Is mySpoonful Different from Rcrdlbl? [INTERVIEW]
Few weeks ago, I discovered mySpoonful, which is a music discovery site and newsletter. Initially, the service made me skeptical. Why send busy people more e-mail?
In my mind, there had to be a better way. Readers also pointed out that sites like Rcrdlbl and Track in the Box do similar functions. In search of answers, I spoke to Dan Cohen, who is the CEO and co-founder of mySpoonful. In this interview, he makes his case about why mySpoonful is different and why it matters.
How will you differentiate mySpoonful from similar sites?
Dan Cohen: We think we're unique in several ways, including our particular combination of format, focus, and frequency that is geared towards the busy independent music fan with limited time.
First, we deliver new music in our "spoonful" format, which is a concise and consistent way of presenting a new artist, profiling them with our original writing, offering a free sample of their music and video, and more.
Second, each spoonful focuses on a single artist, so the reader can get to know an individual band. Third, is our frequency - we focus on a single artist only three times a week, which avoids information overload. In addition, we provide a mobile site experience that allows a user to play and download an artist's music right to a mobile device.
I should also add that we maintain editorial independence from any particular label, so our curated recommendations are solely our own.
Is sending busy people ever more e-mail the best idea?
Dan Cohen: We actually offer our content several ways, so that people can choose the format that best suits them – email, our website, our mobile site, twitter, and Facebook. In this manner, they can get the content through either "push" or "pull" at their convenience, and they can do so on either their desktops or mobile device.
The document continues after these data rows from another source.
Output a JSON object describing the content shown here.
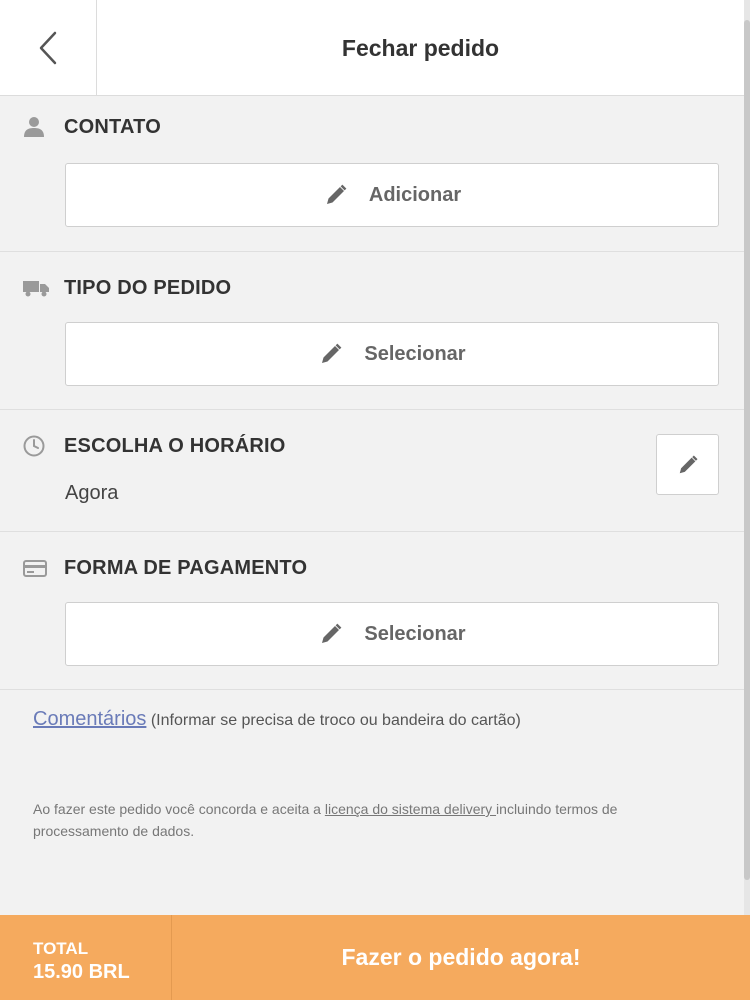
{
  "header": {
    "title": "Fechar pedido",
    "back_icon": "chevron-left-icon"
  },
  "sections": {
    "contact": {
      "title": "CONTATO",
      "icon": "user-icon",
      "button_label": "Adicionar"
    },
    "order_type": {
      "title": "TIPO DO PEDIDO",
      "icon": "truck-icon",
      "button_label": "Selecionar"
    },
    "time": {
      "title": "ESCOLHA O HORÁRIO",
      "icon": "clock-icon",
      "value": "Agora"
    },
    "payment": {
      "title": "FORMA DE PAGAMENTO",
      "icon": "credit-card-icon",
      "button_label": "Selecionar"
    }
  },
  "comments": {
    "link_label": "Comentários",
    "hint": "(Informar se precisa de troco ou bandeira do cartão)"
  },
  "terms": {
    "prefix": "Ao fazer este pedido você concorda e aceita a ",
    "link_label": "licença do sistema delivery ",
    "suffix": "incluindo termos de processamento de dados."
  },
  "footer": {
    "total_label": "TOTAL",
    "total_value": "15.90 BRL",
    "order_button_label": "Fazer o pedido agora!"
  },
  "colors": {
    "accent": "#f5aa5e",
    "link": "#6a7bb8",
    "background": "#f2f2f2"
  }
}
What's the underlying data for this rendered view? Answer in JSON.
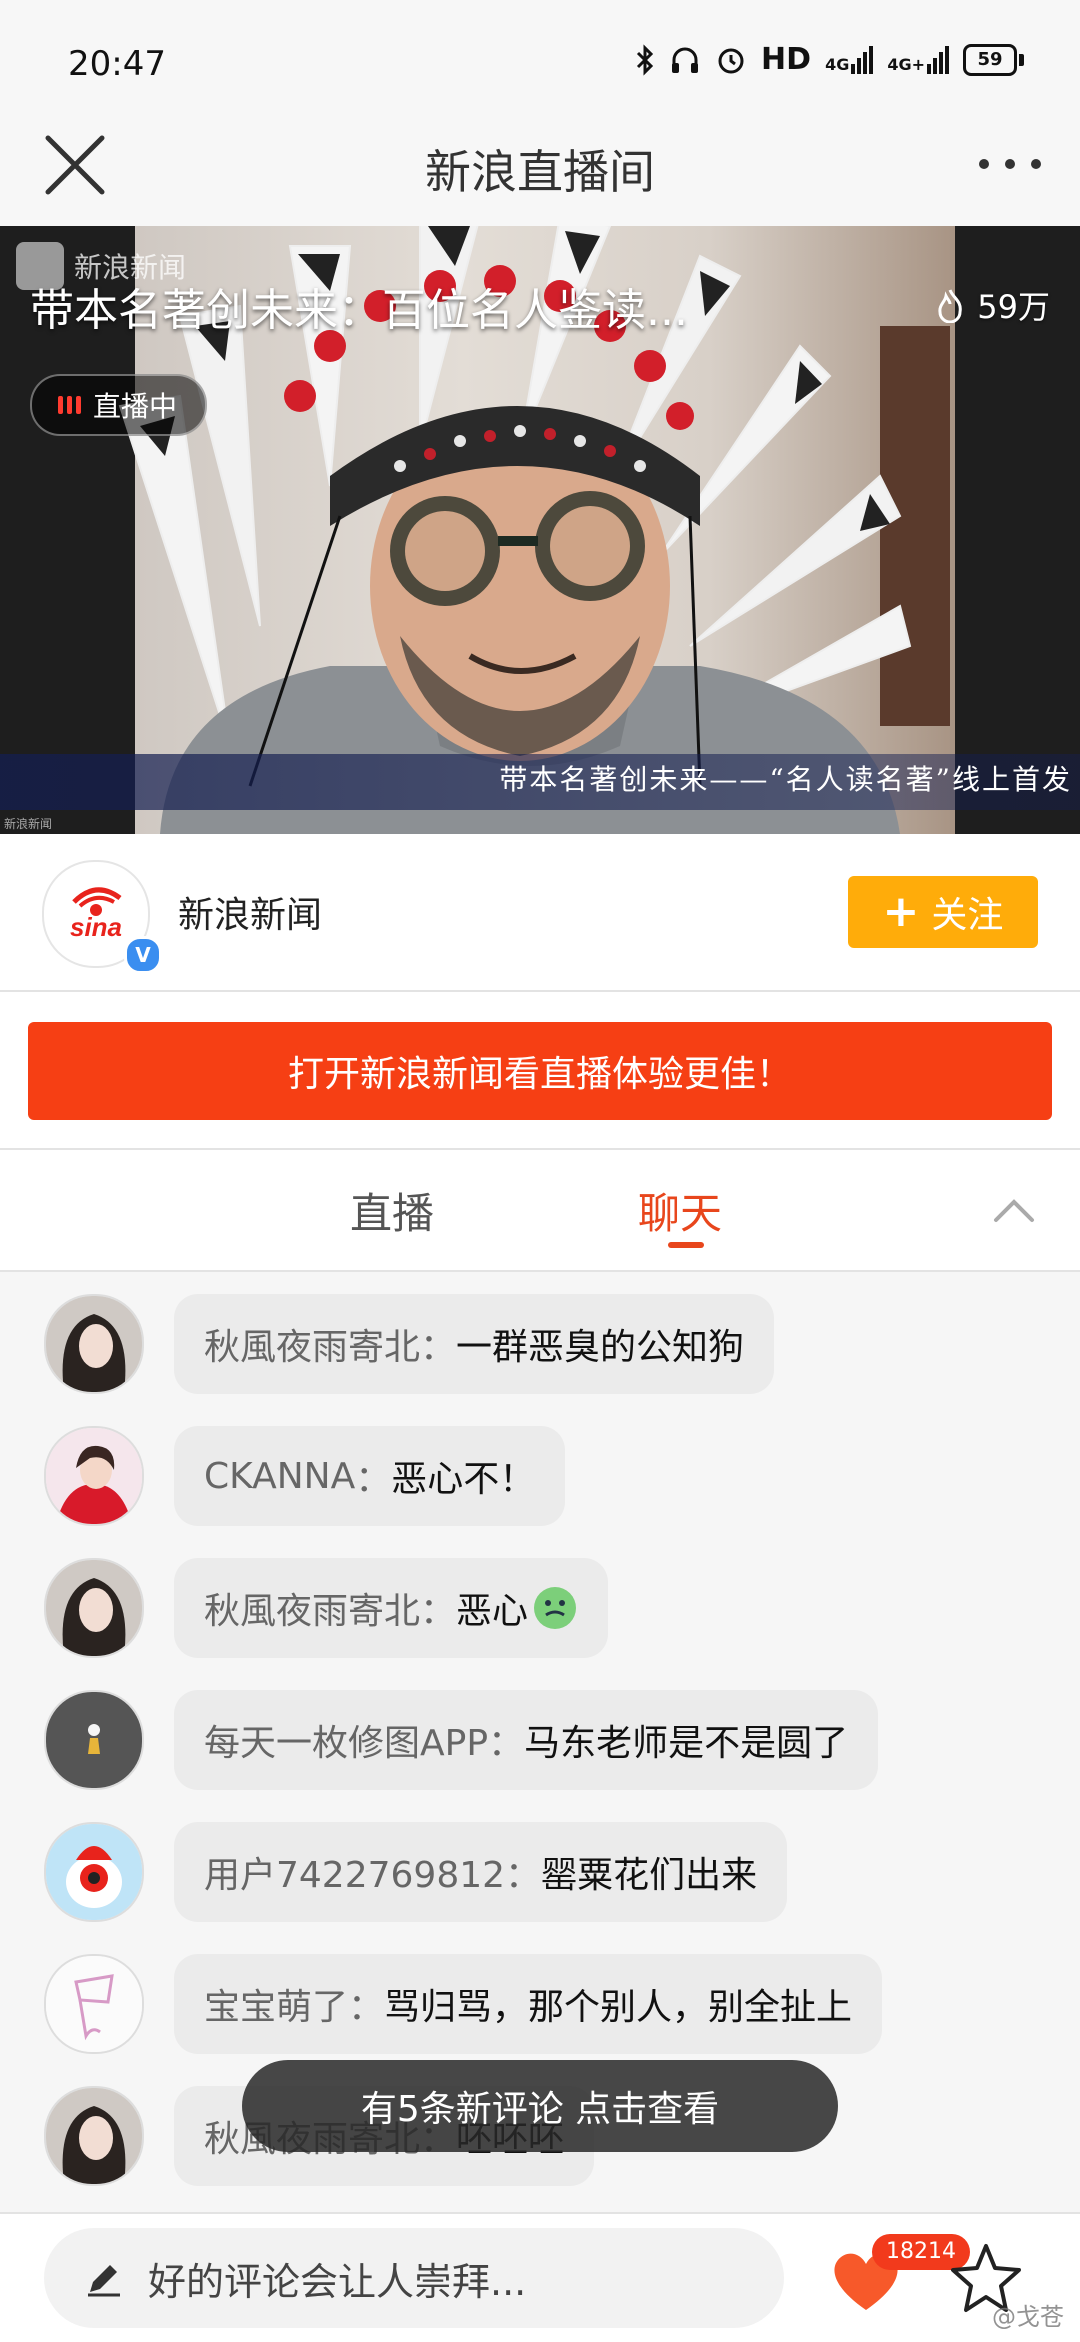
{
  "status_bar": {
    "time": "20:47",
    "network": "HD",
    "signal_1": "4G",
    "signal_2": "4G+",
    "battery": "59",
    "icons": [
      "bluetooth-icon",
      "headphones-icon",
      "alarm-icon",
      "signal-icon",
      "signal-icon",
      "battery-icon"
    ]
  },
  "header": {
    "title": "新浪直播间",
    "icons": [
      "close-icon",
      "more-dots-icon"
    ]
  },
  "video": {
    "brand": "新浪新闻",
    "title": "带本名著创未来：百位名人鉴读...",
    "viewer_count": "59万",
    "live_badge": "直播中",
    "caption": "带本名著创未来——“名人读名著”线上首发",
    "watermark": "新浪新闻"
  },
  "account": {
    "name": "新浪新闻",
    "verified_mark": "V",
    "follow_label": "关注",
    "follow_plus": "+"
  },
  "promo": {
    "label": "打开新浪新闻看直播体验更佳！"
  },
  "tabs": {
    "live": "直播",
    "chat": "聊天",
    "active": "chat"
  },
  "chat": {
    "messages": [
      {
        "user": "秋風夜雨寄北",
        "text": "一群恶臭的公知狗",
        "avatar": "woman-portrait"
      },
      {
        "user": "CKANNA",
        "text": "恶心不！",
        "avatar": "woman-red"
      },
      {
        "user": "秋風夜雨寄北",
        "text": "恶心",
        "emoji": "sick-face-emoji",
        "avatar": "woman-portrait"
      },
      {
        "user": "每天一枚修图APP",
        "text": "马东老师是不是圆了",
        "avatar": "dark-circle-figure"
      },
      {
        "user": "用户7422769812",
        "text": "罂粟花们出来",
        "avatar": "sina-eye-mascot"
      },
      {
        "user": "宝宝萌了",
        "text": "骂归骂，那个别人，别全扯上",
        "avatar": "pink-sketch"
      },
      {
        "user": "秋風夜雨寄北",
        "text": "呸呸呸",
        "avatar": "woman-portrait"
      }
    ],
    "separator": "："
  },
  "toast": {
    "text": "有5条新评论 点击查看"
  },
  "bottom_bar": {
    "placeholder": "好的评论会让人崇拜...",
    "like_count": "18214",
    "icons": [
      "pencil-icon",
      "heart-icon",
      "star-icon"
    ]
  },
  "colors": {
    "accent": "#e8461c",
    "follow": "#ffac0a",
    "promo": "#f63f14",
    "like_badge": "#f23a1c"
  },
  "corner_watermark": "@戈苍"
}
We find that people that do choose email like our concise format and love receiving their "surprise package" of new independent music three times a week, and find that it is a nice break from their other emails.
Will the hyper-localization – as you expand – be what sets you apart?
Dan Cohen: We do think that localizing our offering will be important in the future. Today, we offer a link to local live performance listings for each artist.
Why must we connect artists to real people in places where they live?
Dan Cohen: Recommendations for local artists can add another degree of relevance and build a new level of connection with fans. People take pride in where they live, and often like to be part of their local music scene. Further, partially due to social media, fans are now more than ever expecting to have more direct relationships with artists. Having a local connection to an artist further fosters that relationship, and helps artists gain exposure.